Exercise – Return every record below exactly as given, images excluded.

[[ Data provided open ]]

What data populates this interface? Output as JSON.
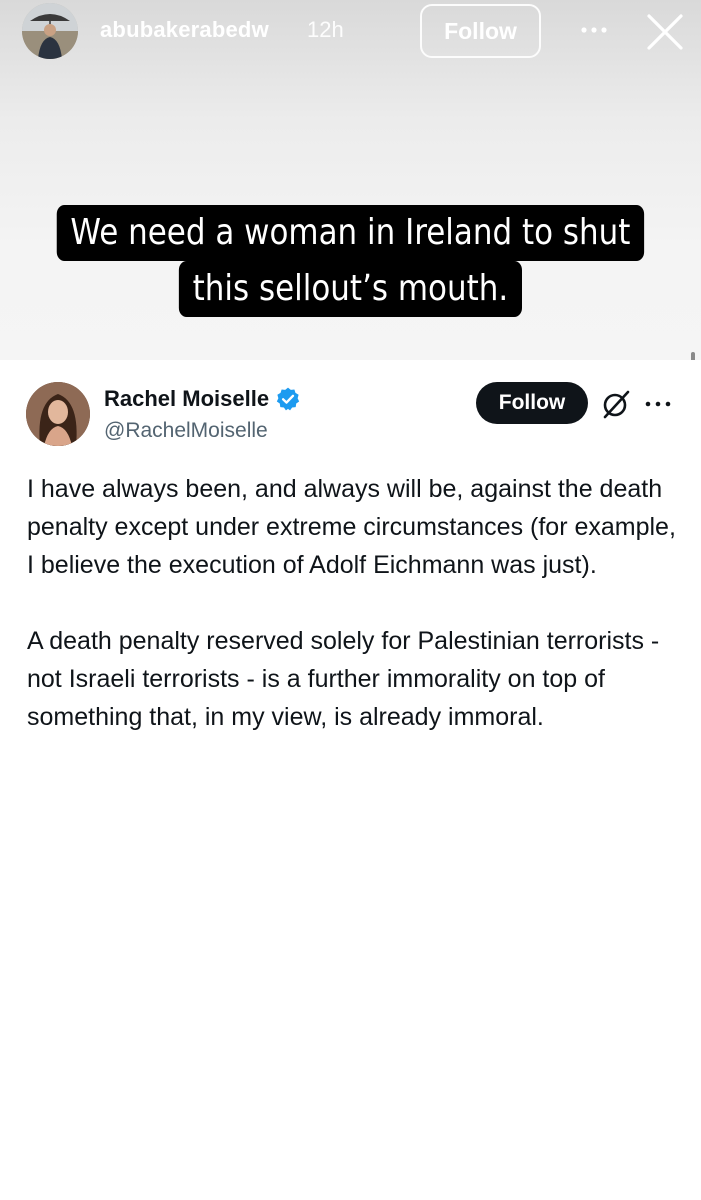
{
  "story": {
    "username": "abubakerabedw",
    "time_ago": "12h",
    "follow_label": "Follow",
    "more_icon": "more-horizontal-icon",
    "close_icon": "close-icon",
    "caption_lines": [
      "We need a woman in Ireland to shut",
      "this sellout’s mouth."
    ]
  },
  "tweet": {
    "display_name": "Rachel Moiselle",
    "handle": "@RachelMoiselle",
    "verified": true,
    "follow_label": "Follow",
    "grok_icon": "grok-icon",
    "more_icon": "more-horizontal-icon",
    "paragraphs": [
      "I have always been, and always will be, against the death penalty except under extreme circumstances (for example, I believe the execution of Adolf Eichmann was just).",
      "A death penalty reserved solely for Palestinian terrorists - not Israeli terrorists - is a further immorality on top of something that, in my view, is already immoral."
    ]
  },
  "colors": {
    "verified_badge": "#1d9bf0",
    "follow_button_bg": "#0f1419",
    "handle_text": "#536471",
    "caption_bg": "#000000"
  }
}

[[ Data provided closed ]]

Answer space –
What data populates this interface? Output as JSON.
{
  "story": {
    "username": "abubakerabedw",
    "time_ago": "12h",
    "follow_label": "Follow",
    "more_icon": "more-horizontal-icon",
    "close_icon": "close-icon",
    "caption_lines": [
      "We need a woman in Ireland to shut",
      "this sellout’s mouth."
    ]
  },
  "tweet": {
    "display_name": "Rachel Moiselle",
    "handle": "@RachelMoiselle",
    "verified": true,
    "follow_label": "Follow",
    "grok_icon": "grok-icon",
    "more_icon": "more-horizontal-icon",
    "paragraphs": [
      "I have always been, and always will be, against the death penalty except under extreme circumstances (for example, I believe the execution of Adolf Eichmann was just).",
      "A death penalty reserved solely for Palestinian terrorists - not Israeli terrorists - is a further immorality on top of something that, in my view, is already immoral."
    ]
  },
  "colors": {
    "verified_badge": "#1d9bf0",
    "follow_button_bg": "#0f1419",
    "handle_text": "#536471",
    "caption_bg": "#000000"
  }
}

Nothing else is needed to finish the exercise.